Data entries
=== Section Start ===
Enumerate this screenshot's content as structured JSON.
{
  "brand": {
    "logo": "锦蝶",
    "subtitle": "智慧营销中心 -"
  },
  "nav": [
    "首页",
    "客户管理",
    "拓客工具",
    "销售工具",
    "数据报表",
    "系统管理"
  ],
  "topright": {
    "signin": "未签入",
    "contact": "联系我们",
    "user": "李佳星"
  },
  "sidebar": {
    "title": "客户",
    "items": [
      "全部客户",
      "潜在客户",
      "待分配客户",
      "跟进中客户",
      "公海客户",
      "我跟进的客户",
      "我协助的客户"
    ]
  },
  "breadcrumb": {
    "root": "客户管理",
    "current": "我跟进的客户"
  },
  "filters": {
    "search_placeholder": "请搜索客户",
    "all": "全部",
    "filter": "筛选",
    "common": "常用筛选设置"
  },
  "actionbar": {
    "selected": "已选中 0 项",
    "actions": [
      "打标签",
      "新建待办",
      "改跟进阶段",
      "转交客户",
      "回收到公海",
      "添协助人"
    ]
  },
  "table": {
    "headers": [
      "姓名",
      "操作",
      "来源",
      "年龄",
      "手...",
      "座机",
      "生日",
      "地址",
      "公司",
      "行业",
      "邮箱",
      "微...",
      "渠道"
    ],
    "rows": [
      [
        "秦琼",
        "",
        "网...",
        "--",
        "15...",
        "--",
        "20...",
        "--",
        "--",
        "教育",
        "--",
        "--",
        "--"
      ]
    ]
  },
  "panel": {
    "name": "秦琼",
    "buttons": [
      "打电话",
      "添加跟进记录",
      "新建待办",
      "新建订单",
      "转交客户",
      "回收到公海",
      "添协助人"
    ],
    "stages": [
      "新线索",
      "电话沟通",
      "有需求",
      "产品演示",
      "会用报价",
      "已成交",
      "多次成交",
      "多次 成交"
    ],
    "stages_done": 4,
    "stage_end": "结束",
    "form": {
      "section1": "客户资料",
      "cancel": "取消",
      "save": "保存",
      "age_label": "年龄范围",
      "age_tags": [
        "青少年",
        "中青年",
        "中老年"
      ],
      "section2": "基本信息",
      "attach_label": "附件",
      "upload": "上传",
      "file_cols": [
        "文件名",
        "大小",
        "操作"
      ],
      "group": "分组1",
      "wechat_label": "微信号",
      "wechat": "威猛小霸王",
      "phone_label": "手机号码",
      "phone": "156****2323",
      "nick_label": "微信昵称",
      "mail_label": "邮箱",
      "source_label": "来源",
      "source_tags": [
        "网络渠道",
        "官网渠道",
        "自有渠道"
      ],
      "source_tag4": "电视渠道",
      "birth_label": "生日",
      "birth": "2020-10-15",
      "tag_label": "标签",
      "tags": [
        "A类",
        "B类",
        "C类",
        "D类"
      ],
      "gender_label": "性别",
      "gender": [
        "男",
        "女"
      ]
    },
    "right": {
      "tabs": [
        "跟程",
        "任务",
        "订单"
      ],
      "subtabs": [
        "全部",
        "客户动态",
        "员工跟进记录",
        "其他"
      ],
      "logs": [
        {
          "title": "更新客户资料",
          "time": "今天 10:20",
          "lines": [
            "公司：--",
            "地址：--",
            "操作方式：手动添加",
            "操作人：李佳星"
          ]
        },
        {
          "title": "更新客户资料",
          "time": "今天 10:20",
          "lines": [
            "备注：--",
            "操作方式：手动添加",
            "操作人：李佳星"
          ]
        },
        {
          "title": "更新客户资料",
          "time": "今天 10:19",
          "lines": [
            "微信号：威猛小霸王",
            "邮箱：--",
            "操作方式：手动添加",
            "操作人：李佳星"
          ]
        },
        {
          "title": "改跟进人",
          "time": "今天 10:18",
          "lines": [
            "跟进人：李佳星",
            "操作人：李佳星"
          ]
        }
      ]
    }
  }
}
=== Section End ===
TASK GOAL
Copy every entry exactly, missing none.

REPLY TO THE TASK
Enumerate this screenshot's content as structured JSON.
{
  "brand": {
    "logo": "锦蝶",
    "subtitle": "智慧营销中心 -"
  },
  "nav": [
    "首页",
    "客户管理",
    "拓客工具",
    "销售工具",
    "数据报表",
    "系统管理"
  ],
  "topright": {
    "signin": "未签入",
    "contact": "联系我们",
    "user": "李佳星"
  },
  "sidebar": {
    "title": "客户",
    "items": [
      "全部客户",
      "潜在客户",
      "待分配客户",
      "跟进中客户",
      "公海客户",
      "我跟进的客户",
      "我协助的客户"
    ]
  },
  "breadcrumb": {
    "root": "客户管理",
    "current": "我跟进的客户"
  },
  "filters": {
    "search_placeholder": "请搜索客户",
    "all": "全部",
    "filter": "筛选",
    "common": "常用筛选设置"
  },
  "actionbar": {
    "selected": "已选中 0 项",
    "actions": [
      "打标签",
      "新建待办",
      "改跟进阶段",
      "转交客户",
      "回收到公海",
      "添协助人"
    ]
  },
  "table": {
    "headers": [
      "姓名",
      "操作",
      "来源",
      "年龄",
      "手...",
      "座机",
      "生日",
      "地址",
      "公司",
      "行业",
      "邮箱",
      "微...",
      "渠道"
    ],
    "rows": [
      [
        "秦琼",
        "",
        "网...",
        "--",
        "15...",
        "--",
        "20...",
        "--",
        "--",
        "教育",
        "--",
        "--",
        "--"
      ]
    ]
  },
  "panel": {
    "name": "秦琼",
    "buttons": [
      "打电话",
      "添加跟进记录",
      "新建待办",
      "新建订单",
      "转交客户",
      "回收到公海",
      "添协助人"
    ],
    "stages": [
      "新线索",
      "电话沟通",
      "有需求",
      "产品演示",
      "会用报价",
      "已成交",
      "多次成交",
      "多次 成交"
    ],
    "stages_done": 4,
    "stage_end": "结束",
    "form": {
      "section1": "客户资料",
      "cancel": "取消",
      "save": "保存",
      "age_label": "年龄范围",
      "age_tags": [
        "青少年",
        "中青年",
        "中老年"
      ],
      "section2": "基本信息",
      "attach_label": "附件",
      "upload": "上传",
      "file_cols": [
        "文件名",
        "大小",
        "操作"
      ],
      "group": "分组1",
      "wechat_label": "微信号",
      "wechat": "威猛小霸王",
      "phone_label": "手机号码",
      "phone": "156****2323",
      "nick_label": "微信昵称",
      "mail_label": "邮箱",
      "source_label": "来源",
      "source_tags": [
        "网络渠道",
        "官网渠道",
        "自有渠道"
      ],
      "source_tag4": "电视渠道",
      "birth_label": "生日",
      "birth": "2020-10-15",
      "tag_label": "标签",
      "tags": [
        "A类",
        "B类",
        "C类",
        "D类"
      ],
      "gender_label": "性别",
      "gender": [
        "男",
        "女"
      ]
    },
    "right": {
      "tabs": [
        "跟程",
        "任务",
        "订单"
      ],
      "subtabs": [
        "全部",
        "客户动态",
        "员工跟进记录",
        "其他"
      ],
      "logs": [
        {
          "title": "更新客户资料",
          "time": "今天 10:20",
          "lines": [
            "公司：--",
            "地址：--",
            "操作方式：手动添加",
            "操作人：李佳星"
          ]
        },
        {
          "title": "更新客户资料",
          "time": "今天 10:20",
          "lines": [
            "备注：--",
            "操作方式：手动添加",
            "操作人：李佳星"
          ]
        },
        {
          "title": "更新客户资料",
          "time": "今天 10:19",
          "lines": [
            "微信号：威猛小霸王",
            "邮箱：--",
            "操作方式：手动添加",
            "操作人：李佳星"
          ]
        },
        {
          "title": "改跟进人",
          "time": "今天 10:18",
          "lines": [
            "跟进人：李佳星",
            "操作人：李佳星"
          ]
        }
      ]
    }
  }
}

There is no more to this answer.